Please copy out every line in the records below that includes the word "image".

····················

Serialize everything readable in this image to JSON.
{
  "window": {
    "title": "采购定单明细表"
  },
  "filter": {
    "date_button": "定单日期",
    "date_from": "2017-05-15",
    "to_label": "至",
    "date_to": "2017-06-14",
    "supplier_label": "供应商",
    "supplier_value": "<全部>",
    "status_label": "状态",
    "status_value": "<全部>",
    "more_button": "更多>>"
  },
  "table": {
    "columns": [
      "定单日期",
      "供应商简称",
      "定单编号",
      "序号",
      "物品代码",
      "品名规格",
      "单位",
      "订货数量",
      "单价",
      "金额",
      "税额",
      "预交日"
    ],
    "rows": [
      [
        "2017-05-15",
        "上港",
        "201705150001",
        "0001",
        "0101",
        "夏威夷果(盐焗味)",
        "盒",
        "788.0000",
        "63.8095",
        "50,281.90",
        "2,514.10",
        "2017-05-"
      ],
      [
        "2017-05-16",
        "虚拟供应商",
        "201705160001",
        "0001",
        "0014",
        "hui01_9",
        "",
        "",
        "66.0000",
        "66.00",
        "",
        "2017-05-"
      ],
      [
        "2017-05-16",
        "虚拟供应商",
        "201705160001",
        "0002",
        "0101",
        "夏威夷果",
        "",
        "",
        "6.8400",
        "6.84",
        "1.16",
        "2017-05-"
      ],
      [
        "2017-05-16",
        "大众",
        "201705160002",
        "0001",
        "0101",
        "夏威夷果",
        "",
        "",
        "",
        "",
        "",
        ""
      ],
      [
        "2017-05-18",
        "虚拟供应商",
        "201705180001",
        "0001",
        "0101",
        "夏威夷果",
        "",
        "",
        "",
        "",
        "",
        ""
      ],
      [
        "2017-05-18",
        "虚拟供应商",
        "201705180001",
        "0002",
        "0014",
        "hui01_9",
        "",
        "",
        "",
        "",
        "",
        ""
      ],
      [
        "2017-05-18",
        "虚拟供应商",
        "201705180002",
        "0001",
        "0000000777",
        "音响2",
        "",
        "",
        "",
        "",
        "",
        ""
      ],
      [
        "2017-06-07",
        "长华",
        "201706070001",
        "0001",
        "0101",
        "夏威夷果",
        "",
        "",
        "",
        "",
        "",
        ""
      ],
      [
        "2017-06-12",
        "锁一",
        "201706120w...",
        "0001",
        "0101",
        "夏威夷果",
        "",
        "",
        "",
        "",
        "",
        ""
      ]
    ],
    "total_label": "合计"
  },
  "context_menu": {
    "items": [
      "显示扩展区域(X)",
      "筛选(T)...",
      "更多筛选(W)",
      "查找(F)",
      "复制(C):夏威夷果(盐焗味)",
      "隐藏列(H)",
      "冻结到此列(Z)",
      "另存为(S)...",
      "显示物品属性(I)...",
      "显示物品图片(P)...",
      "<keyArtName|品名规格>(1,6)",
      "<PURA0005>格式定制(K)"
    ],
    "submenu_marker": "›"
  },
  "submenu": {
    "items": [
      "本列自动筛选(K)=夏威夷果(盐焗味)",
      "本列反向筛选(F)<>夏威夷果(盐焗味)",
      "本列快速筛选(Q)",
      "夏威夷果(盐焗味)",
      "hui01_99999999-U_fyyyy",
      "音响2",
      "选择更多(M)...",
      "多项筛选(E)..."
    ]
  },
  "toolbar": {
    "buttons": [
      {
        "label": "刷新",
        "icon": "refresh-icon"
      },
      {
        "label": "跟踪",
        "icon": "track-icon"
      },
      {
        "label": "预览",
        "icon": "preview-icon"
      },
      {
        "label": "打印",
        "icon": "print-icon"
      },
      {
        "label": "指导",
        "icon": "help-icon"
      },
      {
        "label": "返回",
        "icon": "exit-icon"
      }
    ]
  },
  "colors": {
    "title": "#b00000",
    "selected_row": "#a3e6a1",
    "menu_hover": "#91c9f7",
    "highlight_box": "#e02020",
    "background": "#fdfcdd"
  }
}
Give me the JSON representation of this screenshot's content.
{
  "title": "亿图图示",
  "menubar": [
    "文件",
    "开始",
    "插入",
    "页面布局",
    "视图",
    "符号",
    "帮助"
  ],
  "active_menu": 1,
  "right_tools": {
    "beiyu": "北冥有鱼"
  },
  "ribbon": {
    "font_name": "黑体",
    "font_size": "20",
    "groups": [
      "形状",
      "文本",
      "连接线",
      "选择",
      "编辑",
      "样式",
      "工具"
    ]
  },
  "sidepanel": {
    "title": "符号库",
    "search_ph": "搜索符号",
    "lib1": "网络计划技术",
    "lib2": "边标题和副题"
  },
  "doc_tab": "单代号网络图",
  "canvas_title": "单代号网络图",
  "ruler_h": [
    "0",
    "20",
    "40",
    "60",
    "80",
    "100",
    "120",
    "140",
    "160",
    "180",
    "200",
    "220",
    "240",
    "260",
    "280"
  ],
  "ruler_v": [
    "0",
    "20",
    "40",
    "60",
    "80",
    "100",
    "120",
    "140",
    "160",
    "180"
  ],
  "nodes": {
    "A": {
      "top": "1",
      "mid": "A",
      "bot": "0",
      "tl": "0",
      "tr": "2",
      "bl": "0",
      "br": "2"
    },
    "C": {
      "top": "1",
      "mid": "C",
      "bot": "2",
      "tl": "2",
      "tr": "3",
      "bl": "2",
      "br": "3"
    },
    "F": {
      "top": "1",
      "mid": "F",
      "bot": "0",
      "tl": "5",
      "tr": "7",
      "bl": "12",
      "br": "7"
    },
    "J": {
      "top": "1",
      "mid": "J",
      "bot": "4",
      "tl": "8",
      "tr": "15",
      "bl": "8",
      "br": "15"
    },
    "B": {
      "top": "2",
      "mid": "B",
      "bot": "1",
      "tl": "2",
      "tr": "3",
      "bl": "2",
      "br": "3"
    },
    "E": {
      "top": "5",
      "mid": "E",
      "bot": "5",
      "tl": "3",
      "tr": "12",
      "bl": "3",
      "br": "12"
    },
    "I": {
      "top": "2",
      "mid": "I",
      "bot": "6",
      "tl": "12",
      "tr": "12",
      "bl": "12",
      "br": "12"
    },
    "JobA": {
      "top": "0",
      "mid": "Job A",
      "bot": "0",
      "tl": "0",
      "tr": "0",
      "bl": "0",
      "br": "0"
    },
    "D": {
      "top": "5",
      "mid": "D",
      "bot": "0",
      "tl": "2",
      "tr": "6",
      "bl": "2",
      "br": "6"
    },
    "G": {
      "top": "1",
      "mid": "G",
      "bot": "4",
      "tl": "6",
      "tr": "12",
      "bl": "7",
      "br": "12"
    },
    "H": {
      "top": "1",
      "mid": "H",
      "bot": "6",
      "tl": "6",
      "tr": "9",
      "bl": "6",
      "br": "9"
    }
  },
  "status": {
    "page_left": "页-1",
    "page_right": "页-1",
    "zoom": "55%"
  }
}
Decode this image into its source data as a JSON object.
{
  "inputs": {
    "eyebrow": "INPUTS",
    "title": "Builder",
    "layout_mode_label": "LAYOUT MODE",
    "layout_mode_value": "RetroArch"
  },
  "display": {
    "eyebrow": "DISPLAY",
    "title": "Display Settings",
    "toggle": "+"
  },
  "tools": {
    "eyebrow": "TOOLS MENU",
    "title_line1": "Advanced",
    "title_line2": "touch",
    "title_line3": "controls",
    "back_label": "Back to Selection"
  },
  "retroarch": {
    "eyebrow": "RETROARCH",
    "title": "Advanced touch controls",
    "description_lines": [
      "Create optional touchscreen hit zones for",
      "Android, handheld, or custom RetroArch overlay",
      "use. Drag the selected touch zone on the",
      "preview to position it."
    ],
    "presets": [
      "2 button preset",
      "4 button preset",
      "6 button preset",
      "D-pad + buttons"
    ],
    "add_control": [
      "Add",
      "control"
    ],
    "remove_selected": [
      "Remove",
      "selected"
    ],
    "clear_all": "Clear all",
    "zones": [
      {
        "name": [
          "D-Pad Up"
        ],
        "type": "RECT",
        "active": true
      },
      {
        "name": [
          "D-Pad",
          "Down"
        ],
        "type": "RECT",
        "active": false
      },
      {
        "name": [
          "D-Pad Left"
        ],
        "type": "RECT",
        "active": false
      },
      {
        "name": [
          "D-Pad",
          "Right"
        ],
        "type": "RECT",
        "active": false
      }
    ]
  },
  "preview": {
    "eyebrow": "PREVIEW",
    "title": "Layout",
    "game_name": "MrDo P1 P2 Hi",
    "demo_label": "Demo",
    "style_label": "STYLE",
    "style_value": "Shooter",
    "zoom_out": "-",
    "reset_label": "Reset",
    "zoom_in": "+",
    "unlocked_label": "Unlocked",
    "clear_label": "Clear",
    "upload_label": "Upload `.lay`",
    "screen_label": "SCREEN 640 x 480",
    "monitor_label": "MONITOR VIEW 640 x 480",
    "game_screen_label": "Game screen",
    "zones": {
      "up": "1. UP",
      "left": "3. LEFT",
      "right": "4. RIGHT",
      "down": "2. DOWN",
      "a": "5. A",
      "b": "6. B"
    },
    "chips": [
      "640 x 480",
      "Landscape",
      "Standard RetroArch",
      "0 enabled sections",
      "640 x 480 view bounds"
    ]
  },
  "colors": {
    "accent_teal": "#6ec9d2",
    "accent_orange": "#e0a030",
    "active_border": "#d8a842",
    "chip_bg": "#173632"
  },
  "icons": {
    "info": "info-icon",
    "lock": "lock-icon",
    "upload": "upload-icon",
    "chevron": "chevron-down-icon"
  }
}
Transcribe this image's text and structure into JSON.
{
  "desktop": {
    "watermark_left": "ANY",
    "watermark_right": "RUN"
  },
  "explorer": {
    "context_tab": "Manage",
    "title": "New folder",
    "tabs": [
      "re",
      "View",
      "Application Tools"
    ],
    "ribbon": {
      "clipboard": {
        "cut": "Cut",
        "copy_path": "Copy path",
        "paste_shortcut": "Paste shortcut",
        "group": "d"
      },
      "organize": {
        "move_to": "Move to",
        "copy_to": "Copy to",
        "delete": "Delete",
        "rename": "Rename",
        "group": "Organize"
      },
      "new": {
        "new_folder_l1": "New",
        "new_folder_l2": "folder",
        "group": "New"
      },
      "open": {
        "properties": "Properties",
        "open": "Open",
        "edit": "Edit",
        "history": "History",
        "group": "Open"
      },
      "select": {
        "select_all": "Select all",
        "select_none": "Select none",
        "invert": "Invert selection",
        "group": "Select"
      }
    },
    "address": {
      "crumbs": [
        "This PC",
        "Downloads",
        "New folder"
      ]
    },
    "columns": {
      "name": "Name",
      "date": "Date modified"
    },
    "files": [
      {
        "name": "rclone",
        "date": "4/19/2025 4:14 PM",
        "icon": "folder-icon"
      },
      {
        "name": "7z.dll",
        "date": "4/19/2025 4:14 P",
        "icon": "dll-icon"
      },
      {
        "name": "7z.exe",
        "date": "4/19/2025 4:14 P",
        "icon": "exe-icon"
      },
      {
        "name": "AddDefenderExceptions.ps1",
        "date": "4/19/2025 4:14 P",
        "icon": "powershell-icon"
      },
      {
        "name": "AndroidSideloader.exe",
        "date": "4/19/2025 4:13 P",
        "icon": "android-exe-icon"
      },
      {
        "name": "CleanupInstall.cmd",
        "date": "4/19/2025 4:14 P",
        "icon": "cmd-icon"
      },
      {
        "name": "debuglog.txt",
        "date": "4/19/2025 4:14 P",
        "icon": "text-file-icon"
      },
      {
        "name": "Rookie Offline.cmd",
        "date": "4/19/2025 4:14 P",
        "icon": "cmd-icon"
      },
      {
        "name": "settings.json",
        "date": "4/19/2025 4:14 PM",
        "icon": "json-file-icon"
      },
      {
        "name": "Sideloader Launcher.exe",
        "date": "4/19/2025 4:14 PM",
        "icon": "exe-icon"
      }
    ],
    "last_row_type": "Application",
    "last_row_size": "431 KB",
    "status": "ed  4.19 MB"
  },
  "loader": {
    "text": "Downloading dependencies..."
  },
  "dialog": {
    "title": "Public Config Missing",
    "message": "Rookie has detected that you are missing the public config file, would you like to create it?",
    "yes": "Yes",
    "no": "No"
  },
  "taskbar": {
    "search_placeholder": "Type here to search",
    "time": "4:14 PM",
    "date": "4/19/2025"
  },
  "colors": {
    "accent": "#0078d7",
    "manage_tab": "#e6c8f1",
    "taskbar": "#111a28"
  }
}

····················

RESULT OF THIS TASK:
Serialize everything readable in this image to JSON.
Decode this image into its source data as a JSON object.
Transcribe this image's text and structure into JSON.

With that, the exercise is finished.